When Bill Watkins was born in Birmingham, England in 1950, his father was a soldier in the British army. His mother, who was born in Limerick, Ireland, seems to be the only connection to any kind of Celtic childhood. However, what Watkins means by Celtic is soon made clear when the nurse at the English hospital where "Willie" is born tells his mother that his birth certificate should read "British." She indignantly refuses, saying: "If a cat has kittens in a baker's shop, does it make them currant buns?" Soon it's clear that Willie's identity will not be formed by his birthplace, but rather by his parents and extended family.
But what makes this book a true pleasure to read is Watkins' palpable love of the Celtic language, the rhythm of which he reproduces faithfully in dialogue. He obviously values words and proves his own maxim: :The English hoard words like misers and the Irish spend them like sailors." Those challenged by the prolific Irish slang and idiom used throughout this book will enjoy the glossary, which gives specific meanings and etymologies for words that may sound foreign to American ears. My vocabulary has been expanded to include "git," "amadawn," next to which our "fool" seems downright prosaic.

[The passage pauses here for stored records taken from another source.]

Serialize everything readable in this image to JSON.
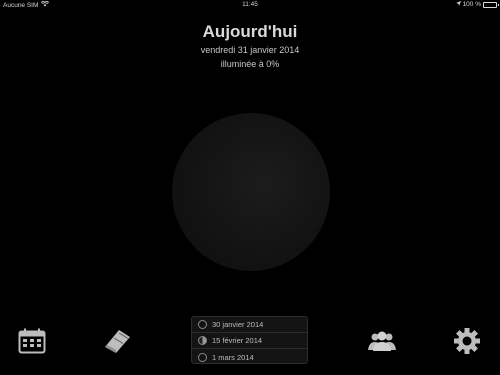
{
  "status_bar": {
    "carrier": "Aucune SIM",
    "time": "11:45",
    "battery_pct": "100 %"
  },
  "header": {
    "title": "Aujourd'hui",
    "date": "vendredi 31 janvier 2014",
    "illumination": "illuminée à 0%"
  },
  "toolbar": {
    "left": [
      {
        "icon": "calendar-icon"
      },
      {
        "icon": "notebook-icon"
      }
    ],
    "right": [
      {
        "icon": "people-icon"
      },
      {
        "icon": "gear-icon"
      }
    ]
  },
  "phases": [
    {
      "label": "30 janvier 2014",
      "icon": "new-moon-icon"
    },
    {
      "label": "15 février 2014",
      "icon": "full-moon-icon"
    },
    {
      "label": "1 mars 2014",
      "icon": "new-moon-icon"
    }
  ],
  "colors": {
    "background": "#000000",
    "text": "#cfcfcf",
    "panel": "#141414"
  }
}
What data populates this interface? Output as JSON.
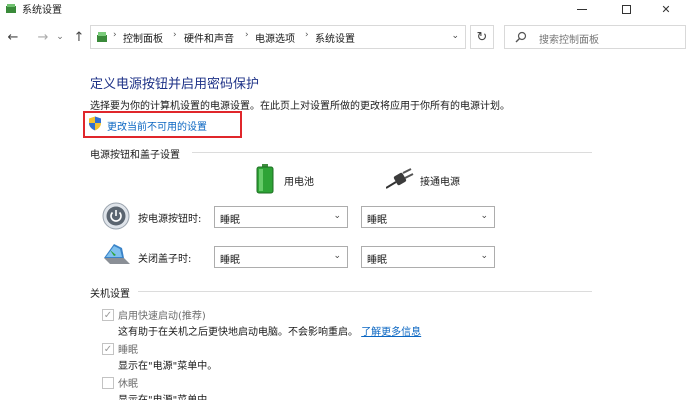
{
  "window": {
    "title": "系统设置"
  },
  "address": {
    "crumbs": [
      "控制面板",
      "硬件和声音",
      "电源选项",
      "系统设置"
    ],
    "search_placeholder": "搜索控制面板"
  },
  "page": {
    "title": "定义电源按钮并启用密码保护",
    "description": "选择要为你的计算机设置的电源设置。在此页上对设置所做的更改将应用于你所有的电源计划。",
    "change_link": "更改当前不可用的设置"
  },
  "power_buttons": {
    "group_label": "电源按钮和盖子设置",
    "col_battery": "用电池",
    "col_plugged": "接通电源",
    "rows": [
      {
        "label": "按电源按钮时:",
        "battery": "睡眠",
        "plugged": "睡眠"
      },
      {
        "label": "关闭盖子时:",
        "battery": "睡眠",
        "plugged": "睡眠"
      }
    ]
  },
  "shutdown": {
    "group_label": "关机设置",
    "items": [
      {
        "label": "启用快速启动(推荐)",
        "checked": true,
        "desc": "这有助于在关机之后更快地启动电脑。不会影响重启。",
        "link": "了解更多信息"
      },
      {
        "label": "睡眠",
        "checked": true,
        "desc": "显示在\"电源\"菜单中。"
      },
      {
        "label": "休眠",
        "checked": false,
        "desc": "显示在\"电源\"菜单中。"
      }
    ]
  }
}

But the book's merits do not rest entirely upon its lyrical prose and cool cuss words; Watkins' rambunctious childhood included such dramatic events as bringing a live hand grenade to grade school "show and tell," and perpetrating a drive-by shooting of a wedding party (using blanks), while dressed up like Capon-ese gangsters. Still, his real talent lies in his ability to relate these events to the history that surrounds him. For example, when his father makes a traditional longbow tipped with .303 bullet-heads, we not only get the story of the manufacture, but also discourses on yew wood, the medieval enclosure movement, the historical consequences of the longbow, along with the history behind "flipping the bird." (Apparently a holdover from the two-fingered way the English bowmen would give the French who were wont to amputate the fingers of captured archers, sending them back unfit for further service.)
Indeed, Watkins' storytelling ability serves him well as he describes the Fleadh nights when his family would gather in Limerick, and Celtic history, poetry and song would flow as freely as the Guinness. This method of education through entertainment seems to be a characteristically Irish trait 00 what Willie's dad refers to as the "Encyclopedia Hibernicus Bullshitus." And maybe it depends on how you like your history, but I found myself agreeing with Watkins, who, telling of his cousin's role in the IRA's infamous New Year's Day attack on a Protestant army barracks, says: "That's the sort of history we are used to -- not the despotic antics of some obese, syphilitic, ax-wielding old tosspot like Henry VIII."
History, being essentially the story of people and events which just happen to be true, can be interesting when told by a good storyteller. And because the book loosely follows Watkins' coming-of-age in the '60s, we get a European perspective on events like Kennedy's election, the Cuban Missile Crisis, and being a Beatnik (not a Sputnik, as one provincial Irish cop accuses him).
Bill Watkins should receive credit for re-associating the words "humorous," "thoughtful" and "educational" with the term "Irish memoir." Watkins succeeds in creating a lively, readable account of the first 17 years of his life, because he possesses the skill of an Irish bard: He can mix poetry, song, story and history together to make a pleasing tale. While not simply some pro-Irish paean of praise, Watkins succeeds in characterizing a positive, cultured, intelligent side of Celtic life that has been noticeably absent in recent works of Irish autobiography. Most of the Irish I know, including members of my own family, are subject to both destructive melancholy and exuberant creativity; it's refreshing to discover someone whose memory includes the good as well as the bad.